* [Task goal] Every line below that holds the word "data" must be listed.

BEGIN Provided material

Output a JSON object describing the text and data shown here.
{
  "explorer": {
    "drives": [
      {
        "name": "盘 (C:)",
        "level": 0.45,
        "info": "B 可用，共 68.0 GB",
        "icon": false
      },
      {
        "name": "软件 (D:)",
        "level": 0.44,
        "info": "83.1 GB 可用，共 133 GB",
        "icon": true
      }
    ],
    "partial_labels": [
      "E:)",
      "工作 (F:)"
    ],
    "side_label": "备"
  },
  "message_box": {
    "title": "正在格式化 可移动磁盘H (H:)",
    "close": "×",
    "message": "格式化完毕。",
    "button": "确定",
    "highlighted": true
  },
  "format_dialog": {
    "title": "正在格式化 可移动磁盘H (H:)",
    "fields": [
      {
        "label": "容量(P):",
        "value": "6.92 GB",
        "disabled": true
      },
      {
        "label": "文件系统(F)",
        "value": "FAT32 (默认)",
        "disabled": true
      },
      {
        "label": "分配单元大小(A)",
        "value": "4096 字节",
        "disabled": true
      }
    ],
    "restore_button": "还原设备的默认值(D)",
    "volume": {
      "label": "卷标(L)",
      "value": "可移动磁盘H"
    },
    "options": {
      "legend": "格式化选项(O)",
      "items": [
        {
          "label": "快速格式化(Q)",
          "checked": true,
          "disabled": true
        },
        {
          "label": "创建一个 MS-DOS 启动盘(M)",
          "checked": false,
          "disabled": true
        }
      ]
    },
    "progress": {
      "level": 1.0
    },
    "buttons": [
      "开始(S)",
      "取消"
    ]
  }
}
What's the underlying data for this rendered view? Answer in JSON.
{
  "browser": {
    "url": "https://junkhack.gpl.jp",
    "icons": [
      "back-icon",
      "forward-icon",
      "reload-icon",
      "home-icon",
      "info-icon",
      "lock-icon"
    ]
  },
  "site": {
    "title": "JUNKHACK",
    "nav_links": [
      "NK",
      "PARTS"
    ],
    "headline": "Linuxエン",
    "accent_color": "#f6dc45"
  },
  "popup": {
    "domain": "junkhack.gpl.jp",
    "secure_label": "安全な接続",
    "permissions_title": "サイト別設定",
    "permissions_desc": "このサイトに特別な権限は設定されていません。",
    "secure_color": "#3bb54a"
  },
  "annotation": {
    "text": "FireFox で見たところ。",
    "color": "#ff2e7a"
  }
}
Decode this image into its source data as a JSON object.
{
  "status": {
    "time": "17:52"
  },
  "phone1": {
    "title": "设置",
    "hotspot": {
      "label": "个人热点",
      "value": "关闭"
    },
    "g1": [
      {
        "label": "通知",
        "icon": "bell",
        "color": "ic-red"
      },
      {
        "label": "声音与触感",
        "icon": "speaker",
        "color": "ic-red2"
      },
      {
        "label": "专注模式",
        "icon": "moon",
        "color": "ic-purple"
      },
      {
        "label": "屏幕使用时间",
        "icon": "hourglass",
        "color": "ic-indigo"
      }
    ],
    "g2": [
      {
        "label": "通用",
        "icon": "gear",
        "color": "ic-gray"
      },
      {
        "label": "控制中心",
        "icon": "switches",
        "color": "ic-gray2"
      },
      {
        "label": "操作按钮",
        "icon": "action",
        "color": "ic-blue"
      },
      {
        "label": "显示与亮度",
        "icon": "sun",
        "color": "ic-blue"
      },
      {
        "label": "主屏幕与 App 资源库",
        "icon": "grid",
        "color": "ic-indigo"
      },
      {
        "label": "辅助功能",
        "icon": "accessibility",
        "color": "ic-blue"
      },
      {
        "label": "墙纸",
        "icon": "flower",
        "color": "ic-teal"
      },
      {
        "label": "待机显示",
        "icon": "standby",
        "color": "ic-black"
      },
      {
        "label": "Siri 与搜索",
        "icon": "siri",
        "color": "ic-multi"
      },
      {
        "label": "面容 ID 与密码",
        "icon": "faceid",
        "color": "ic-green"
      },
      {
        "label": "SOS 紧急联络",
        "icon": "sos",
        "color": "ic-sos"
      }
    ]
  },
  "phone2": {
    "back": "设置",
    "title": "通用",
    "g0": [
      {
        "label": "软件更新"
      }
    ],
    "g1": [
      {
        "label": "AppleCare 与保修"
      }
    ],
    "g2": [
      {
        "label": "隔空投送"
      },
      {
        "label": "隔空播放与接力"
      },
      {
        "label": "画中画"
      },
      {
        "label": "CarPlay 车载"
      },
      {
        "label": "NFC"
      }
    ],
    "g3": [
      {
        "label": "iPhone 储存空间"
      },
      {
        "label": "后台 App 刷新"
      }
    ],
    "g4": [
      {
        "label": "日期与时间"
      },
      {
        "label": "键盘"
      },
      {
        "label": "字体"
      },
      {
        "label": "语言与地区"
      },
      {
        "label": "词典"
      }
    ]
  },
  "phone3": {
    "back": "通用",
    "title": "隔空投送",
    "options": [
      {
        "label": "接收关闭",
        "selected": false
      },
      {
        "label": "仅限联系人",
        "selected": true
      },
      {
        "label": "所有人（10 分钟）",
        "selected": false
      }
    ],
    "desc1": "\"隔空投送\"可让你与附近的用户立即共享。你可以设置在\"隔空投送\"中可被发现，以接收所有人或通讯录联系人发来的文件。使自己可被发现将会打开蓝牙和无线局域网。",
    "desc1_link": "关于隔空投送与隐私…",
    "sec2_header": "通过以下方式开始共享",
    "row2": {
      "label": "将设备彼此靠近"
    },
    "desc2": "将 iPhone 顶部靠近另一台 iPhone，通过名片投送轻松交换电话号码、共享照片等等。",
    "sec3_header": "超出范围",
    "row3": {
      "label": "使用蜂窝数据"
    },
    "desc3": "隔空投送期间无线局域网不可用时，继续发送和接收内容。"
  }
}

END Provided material

* [Written response]
Output a JSON object describing the text and data shown here.
What's the underlying data for this rendered view? Answer in JSON.
Decode this image into its source data as a JSON object.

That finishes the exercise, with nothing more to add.